Editor: When I got home from vacation my C&P phone bill was waiting. Included in the bill was a note outlining the ''Universal Service Fee.'' This fee is to provide operators who will assist deaf customers to place a call. This service will cost each customer an additional 45 cents per month per line.
A little bit of quick arithmetic -- assuming there are 1,500,000 phone lines in Maryland, this new fee will generate $675,000 each month, or enough to pay for more than 200 operators at $3,000 per month, or 400 at $1,500 per month.
Where is the state, or the phone company, going to put all these people? How many deaf people will be able to use this system? The whole thing should simply have been listed as another tax.
Incidentally, this same service now being introduced in Florida will cost 5 cents per line per month.
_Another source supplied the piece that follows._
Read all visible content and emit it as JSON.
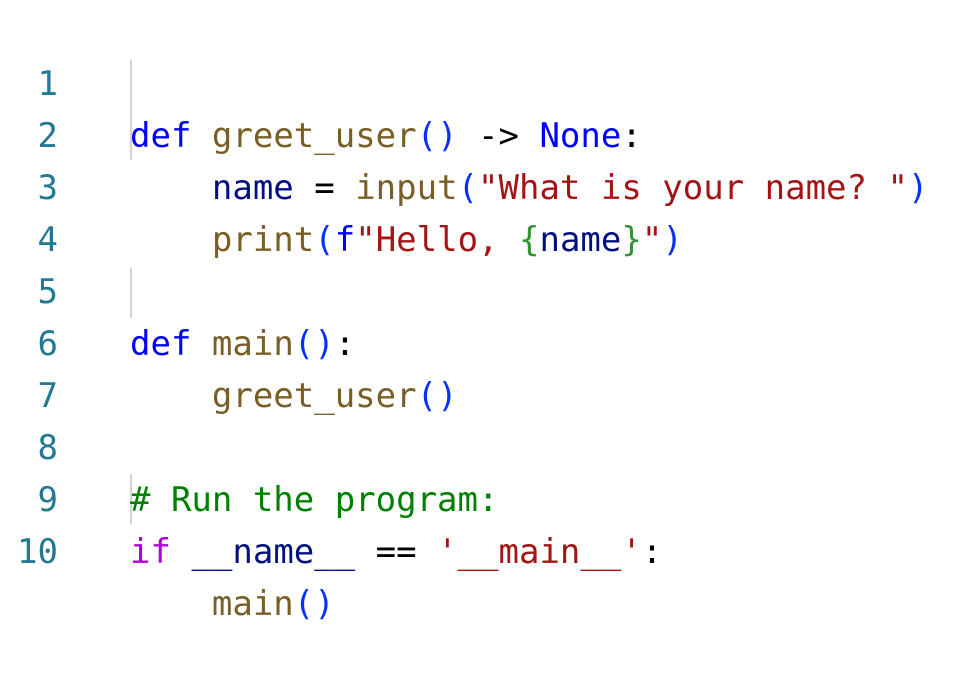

Editor: It was at a public meeting with County Executive Roger B. Hayden on Feb. 11 that the question of part-time county employees and their compensation was raised. At that time my knowledge of the employment practices and benefits was limited compared to what is revealed in the coverage by Michael K. Burns' "39-hour workers help Balto. Co. meets its budget," The Sun, Aug. 19.
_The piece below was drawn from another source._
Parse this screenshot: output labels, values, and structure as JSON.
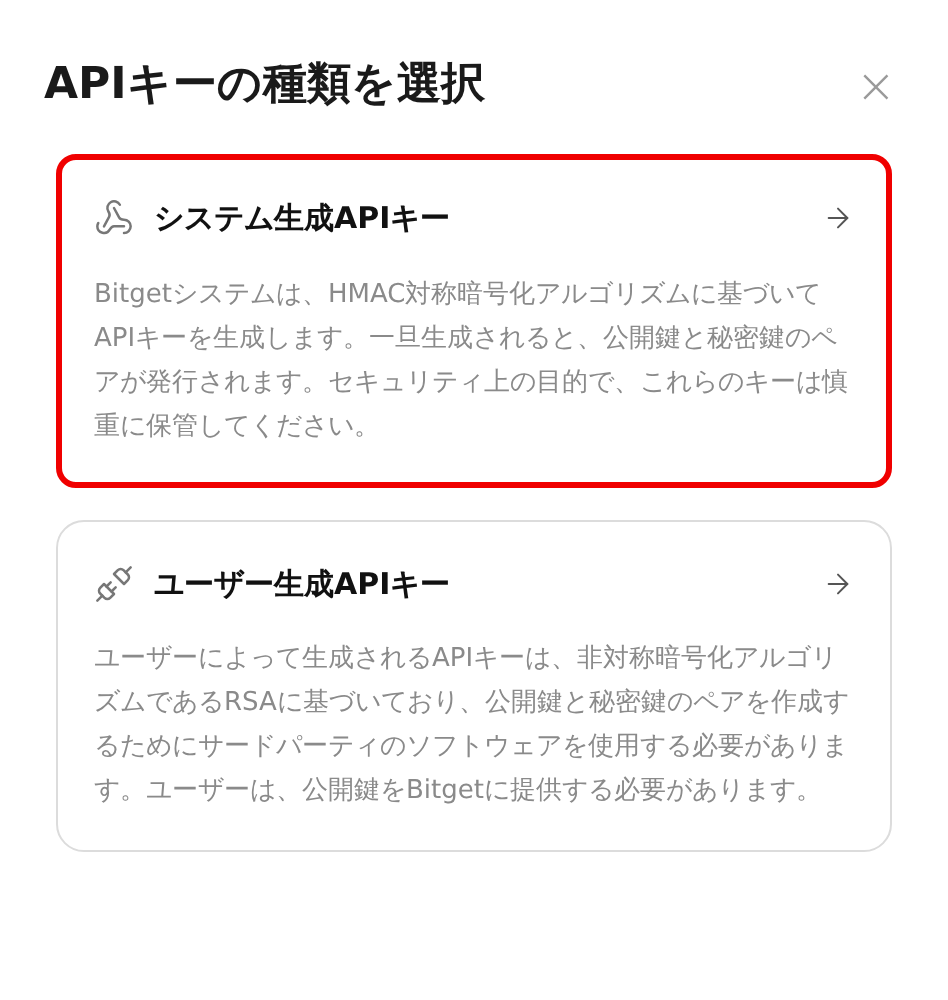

We know that Baltimore County government is in a tight budgetary squeeze and that the workers are fortunate to have jobs in this period of high unemployment and underemployment. But the problems cited in the article are systemic and accumulative.
What is revealed is only a tip of the iceberg. It is a part of the whole problem of fairness in county government employment practices. This particular problem relates to the gender and racially skewed pattern of county employment by departments and occupational distributions within departments. What patterns are revealed by the distribution of the part-time employees as compared with full-time employees?
The county's relationship with part-time workers as described in The Sun's article can only be characterized as inconsistent, exploitative and discriminatory.
It is urgently and strongly suggested that the Baltimore County Council and the county executive undertake a review, if not under way, of part-time employment, compensation and benefit structures. On the surface, I readily see a number of concerns that can be addressed without a strain on the budget. For example, inclusion of part-time workers in the grievance procedures, consistency in employment practices among county agencies, and consistency in job classification assignments.
In short, whatever the county's budgetary situation, this issue must be given attention and resolved. Satisfied workers are productive workers.
Herbert H. Lindsey.
Editor: ''Friendly fire.'' This oxymoron was used at least 15 times in a recent front-page article,
Who in the Pentagon coined this phrase? Does he really consider it an appropriate term for the death and injury we caused to our own troops? Does it make the facts a little less grim because the fire was ''friendly''? That even though they were casualties, they were not casualties of the enemy?
Surely there is a more appropriate way to define this most recent horror of that war.
Idell M. Purcell.
Editor: This is in reference to the Aug. 11 article on jaywalkers. I walk several miles a day in the University Parkway-Roland Park corridor. I have come to the conclusion that walk lights are a hazard; they lull the pedestrian into a false sense of security.
Cars turning right rarely give the pedestrian the right of way (as they do in Washington); at several corners, green lights give turning cars the right of way there by counteracting the walk signal of the crossing. Walk lights never allow time to cross a street, especially nowadays that cars keep going after the light turns red.
Crossing in the middle of the street sometimes is the safest solution. It gives the pedestrian a view of traffic moving in a straight line so that a break in the flow is free of the chance of a car coming around the corner at high speed.
Rhoda P. Steinman.
Bills in the Tale Don't Stack Up
Editor: In a letter published Aug. 10, a writer shows that the national debt, as a stack of $1 bills, would reach one-and-one-half times to the Moon.
Unfortunately, a previous Sun article, quoted in the letter, seems to have cited a "billion" as a numeral having 12 zeros, while the referenced letter equates "a billion dollars" to "the price of a modern-day bomber."
These statements are not correctly joined, because the 12-zero "billion" (i.e., a million-million) is the usage of Europe, while the U.S. "billion" is a thousand-million, or nine-zeros.
Never-mind how this happened; it is so. The confusion is enough that U.S. reporting of Europeans' data in their "billion" commonly clarifies their data as "in U.S. trillions," etc.